■ Problem to work on:
Scan the material for the word "There" and copy each line where it occurs.

■ The data:
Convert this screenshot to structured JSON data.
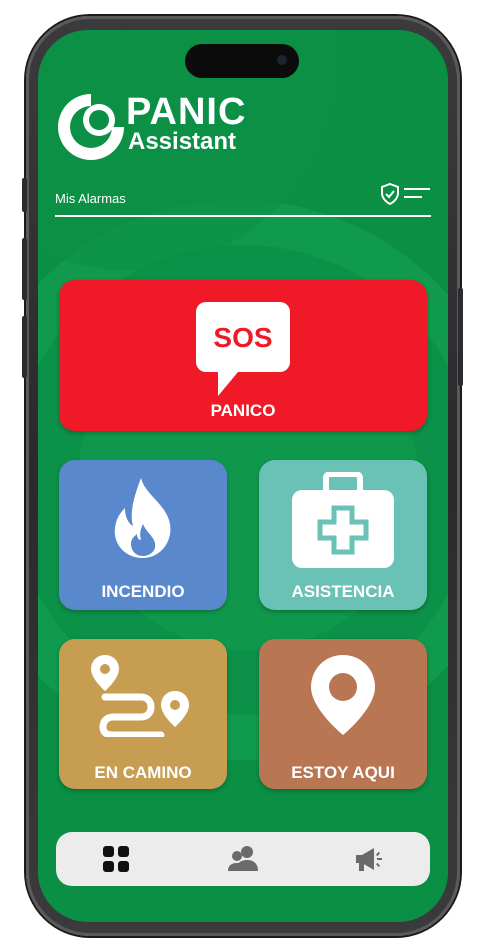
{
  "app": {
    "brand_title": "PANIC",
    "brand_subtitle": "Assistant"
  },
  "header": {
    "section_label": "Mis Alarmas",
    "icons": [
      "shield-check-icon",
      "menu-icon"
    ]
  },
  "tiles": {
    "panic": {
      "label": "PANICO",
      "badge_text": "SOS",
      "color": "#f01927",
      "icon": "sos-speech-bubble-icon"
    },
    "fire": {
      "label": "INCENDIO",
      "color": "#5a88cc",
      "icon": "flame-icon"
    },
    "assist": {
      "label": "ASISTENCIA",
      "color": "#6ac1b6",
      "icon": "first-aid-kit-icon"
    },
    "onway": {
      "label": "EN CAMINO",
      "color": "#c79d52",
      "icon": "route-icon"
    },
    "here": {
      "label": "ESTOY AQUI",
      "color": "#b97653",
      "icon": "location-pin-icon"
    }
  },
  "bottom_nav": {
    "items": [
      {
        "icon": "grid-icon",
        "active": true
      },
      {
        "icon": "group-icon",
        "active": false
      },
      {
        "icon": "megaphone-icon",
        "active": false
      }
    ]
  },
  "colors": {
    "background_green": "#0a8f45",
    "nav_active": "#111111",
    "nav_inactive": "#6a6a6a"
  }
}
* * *
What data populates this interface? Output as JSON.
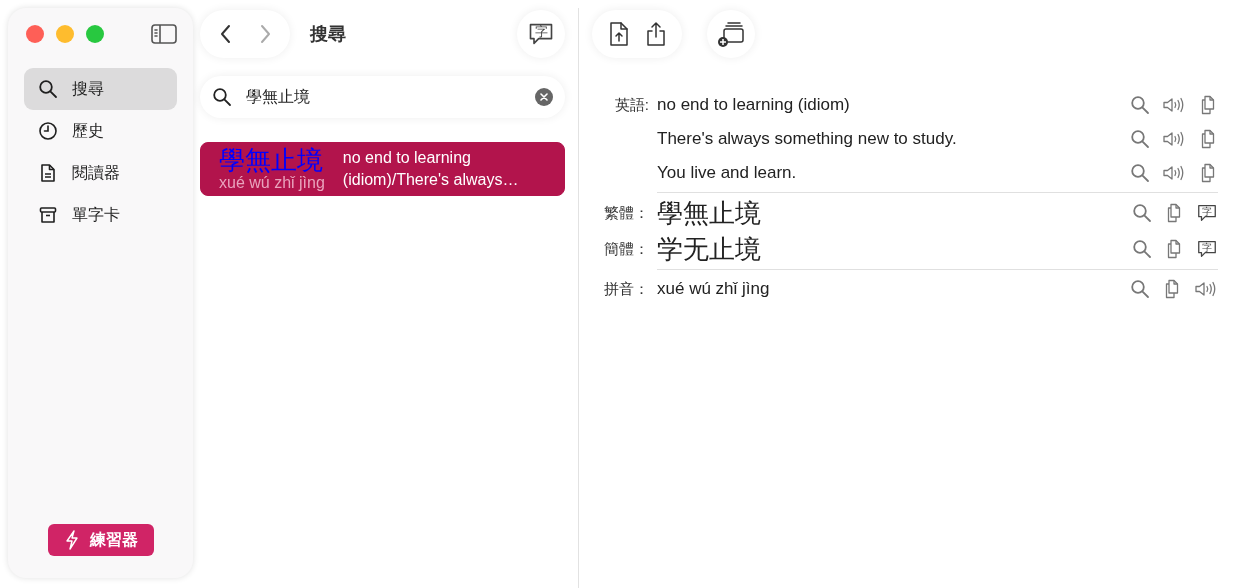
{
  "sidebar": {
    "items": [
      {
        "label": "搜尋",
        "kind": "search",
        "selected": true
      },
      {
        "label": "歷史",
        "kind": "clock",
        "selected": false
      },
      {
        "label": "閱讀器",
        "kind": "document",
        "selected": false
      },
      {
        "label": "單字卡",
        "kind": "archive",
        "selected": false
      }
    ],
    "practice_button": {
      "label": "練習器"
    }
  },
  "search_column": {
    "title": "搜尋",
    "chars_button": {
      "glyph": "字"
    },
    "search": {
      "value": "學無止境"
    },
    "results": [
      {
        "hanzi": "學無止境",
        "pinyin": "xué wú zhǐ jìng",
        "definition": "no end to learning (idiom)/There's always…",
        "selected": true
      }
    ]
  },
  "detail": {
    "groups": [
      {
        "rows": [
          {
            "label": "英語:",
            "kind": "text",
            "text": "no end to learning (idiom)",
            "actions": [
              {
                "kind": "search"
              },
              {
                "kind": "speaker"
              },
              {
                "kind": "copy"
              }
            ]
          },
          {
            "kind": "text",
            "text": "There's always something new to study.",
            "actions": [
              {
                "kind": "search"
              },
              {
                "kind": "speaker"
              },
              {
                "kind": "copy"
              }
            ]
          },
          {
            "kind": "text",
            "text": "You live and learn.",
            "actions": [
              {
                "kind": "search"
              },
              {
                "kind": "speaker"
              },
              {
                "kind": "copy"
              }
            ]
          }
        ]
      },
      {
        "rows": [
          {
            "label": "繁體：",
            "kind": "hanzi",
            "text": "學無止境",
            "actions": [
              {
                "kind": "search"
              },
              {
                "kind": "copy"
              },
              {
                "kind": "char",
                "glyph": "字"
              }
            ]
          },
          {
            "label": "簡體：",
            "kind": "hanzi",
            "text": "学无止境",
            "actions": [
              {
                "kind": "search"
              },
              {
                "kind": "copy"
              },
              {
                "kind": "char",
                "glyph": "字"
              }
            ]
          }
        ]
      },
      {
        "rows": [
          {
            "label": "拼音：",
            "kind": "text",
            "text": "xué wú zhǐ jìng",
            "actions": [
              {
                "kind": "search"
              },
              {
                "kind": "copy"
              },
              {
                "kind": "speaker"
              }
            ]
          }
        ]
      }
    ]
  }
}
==
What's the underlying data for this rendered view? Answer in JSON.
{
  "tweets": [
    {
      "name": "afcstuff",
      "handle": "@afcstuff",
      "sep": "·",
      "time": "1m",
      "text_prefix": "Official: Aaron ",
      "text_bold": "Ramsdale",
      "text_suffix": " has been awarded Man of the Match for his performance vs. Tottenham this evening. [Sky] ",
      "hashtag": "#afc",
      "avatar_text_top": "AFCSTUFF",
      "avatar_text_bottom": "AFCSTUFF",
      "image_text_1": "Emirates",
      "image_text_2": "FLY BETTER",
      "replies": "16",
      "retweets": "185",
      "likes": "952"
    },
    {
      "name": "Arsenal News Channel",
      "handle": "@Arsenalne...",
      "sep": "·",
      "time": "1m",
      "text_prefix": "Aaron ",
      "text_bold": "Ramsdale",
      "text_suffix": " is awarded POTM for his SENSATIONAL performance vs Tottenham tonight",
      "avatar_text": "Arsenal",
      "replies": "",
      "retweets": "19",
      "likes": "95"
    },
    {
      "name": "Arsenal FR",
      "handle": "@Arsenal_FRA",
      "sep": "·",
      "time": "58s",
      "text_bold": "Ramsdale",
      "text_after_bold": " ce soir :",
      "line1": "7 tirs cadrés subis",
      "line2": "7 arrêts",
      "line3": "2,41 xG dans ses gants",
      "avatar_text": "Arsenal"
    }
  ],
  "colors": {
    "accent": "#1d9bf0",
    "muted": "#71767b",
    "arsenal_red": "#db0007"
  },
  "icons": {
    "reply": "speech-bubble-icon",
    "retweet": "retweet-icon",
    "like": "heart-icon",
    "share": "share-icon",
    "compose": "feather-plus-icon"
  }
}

■ Response below:
        "definition": "no end to learning (idiom)/There's always…",
            "text": "There's always something new to study.",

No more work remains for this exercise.